Now more than ever, Canada’s experienced homeowners are tapping into their home equity in exchange for cash, a process known as a reverse mortgage.
Over the years, this type of mortgage loan has grown in popularity among seniors. In fact, in January 2020, reverse mortgage debt reached a new record of $4.03 billion, according to data from the Office of the Superintendent of Financial Institutions (OSFI). The choice to leverage equity instead of leaving it tied up in their property is an attractive option to an increasing number of mature homeowners.
If you’re considering converting to a reverse mortgage, you likely have a lot of questions, from eligibility requirements to receiving payments.
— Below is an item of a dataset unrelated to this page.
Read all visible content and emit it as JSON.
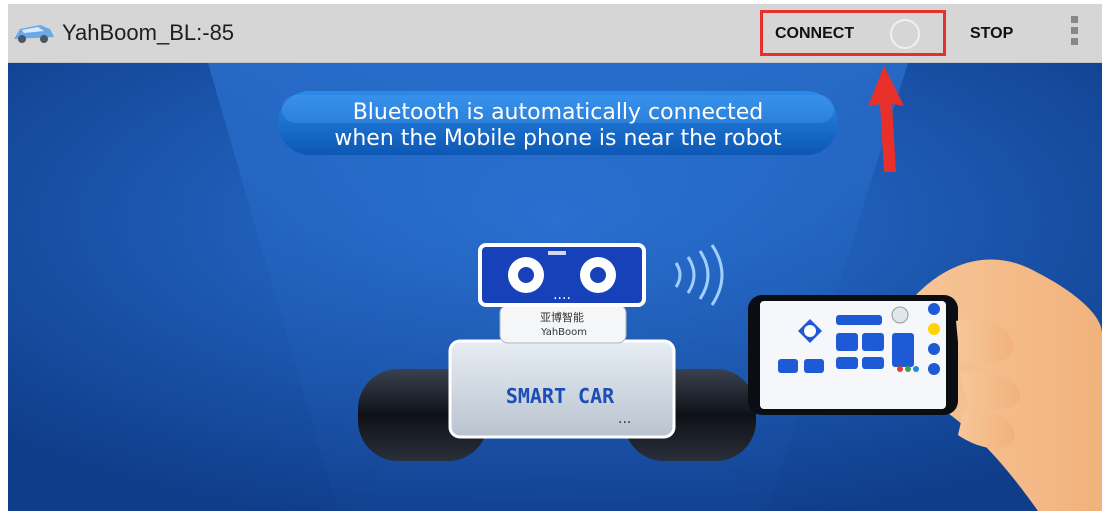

Here’s what you need to know about reverse mortgages.
Reverse Mortgages 101
In simple terms, a reverse mortgage is a loan connected to the value of your home that allows you to convert money from the property’s equity tax-free while still maintaining ownership. Unlike a traditional mortgage which requires monthly payments, you don’t need to repay the reverse mortgage loan until you decide to move and sell, or the last borrower passes away.
In order to be eligible for a reverse mortgage, you need to be a Canadian homeowner and at least 55 years old. Your spouse must also be 55 years old if they’re on the title of the home.
A home equity line of credit is another popular form of accessing value in your home, offering between 65% to 80% of the property’s appraised value in some cases. A home equity line of credit is accessible to any homeowner without added age restrictions, but does require proof of a sufficient income and good credit. You’ll also be required to do a stress test to prove you can make payments under higher qualifying interest rates. For senior homeowners who would prefer simpler eligibility criteria, a reverse mortgage might be the best fit.
There are some misconceptions about reverse mortgages, particularly around eating into the equity of your home or the bank taking over your ownership. While more homeowners are beginning to understand reverse mortgages more clearly, it is recommended clients speak with a mortgage professional who can really explain the loan in greater detail.
When you’re ready to commit to a reverse mortgage, there will be an initial assessment to determine the home’s value and how much money you could be entitled to.
You can expect to be evaluated on the appraised value of the property, plus its type and condition, your eligibility criteria and where you live. Contrary to regular mortgage applications, which take a deep-dive into your credit history and income, reverse mortgage assessments are generally less labourious. The financial institution want to make sure you have reasonable credit and at least some form of income to pay the property taxes.
The two biggest financial institutions that offer reverse mortgage plans in Canada are HomeEquity Bank and Equitable Bank, though your own banking institution may offer options too. Whichever lender you go with, you should anticipate some setup costs, including legal fees for closing or legal advice, appraisal costs and setup charges.
You’ll still need to pay interest on the reverse mortgage loan, which tends to be higher than regular mortgages. However, you can choose to pay the interest on a monthly or yearly basis, or in full with the principal at any time.
Cash in Hand
If you’re wondering how much you can borrow from a reverse mortgage — it varies. All of the criteria used in your mortgage assessment will determine how much cash you can expect to receive, including which mortgage lender you go with. For instance, a reverse mortgage with HomeEquity Bank’s Canadian Home Income Plan (CHIP) could let you borrow up to 55% of the home’s value, while Equitable Bank might let you take up to 40%.
When it comes to receiving your money, you might have some flexibility. Some homeowners choose to receive monthly payments, while others opt to take out a lump sum.
Whatever you choose to use the money for is up to you. Some people decide to give their money to their children to cover tuition costs or wedding expenses, while others use it in everyday spending.
This Isn’t Working Out
A reverse mortgage isn’t a forever-commitment. If a reverse mortgage isn’t right for you or you need to break the agreement it is possible to get out of it, just with a few conditions.
As with any mortgage contract, there are penalties for breaking a reverse mortgage in the middle of a term. How severe the penalty would be varies widely, depending on how long you’ve participated in the mortgage and the reason why you’re breaking it.
If you sell your home, you’ll be required to repay the amount left on the loan. This also applies when the last borrower dies, in which case, the estate would need to pay off the reverse mortgage.
Reverse mortgages are letting more seniors reap the benefits of equity in their home but, like all mortgage products, it’s crucial to understand what you’re getting before you sign on the dotted line.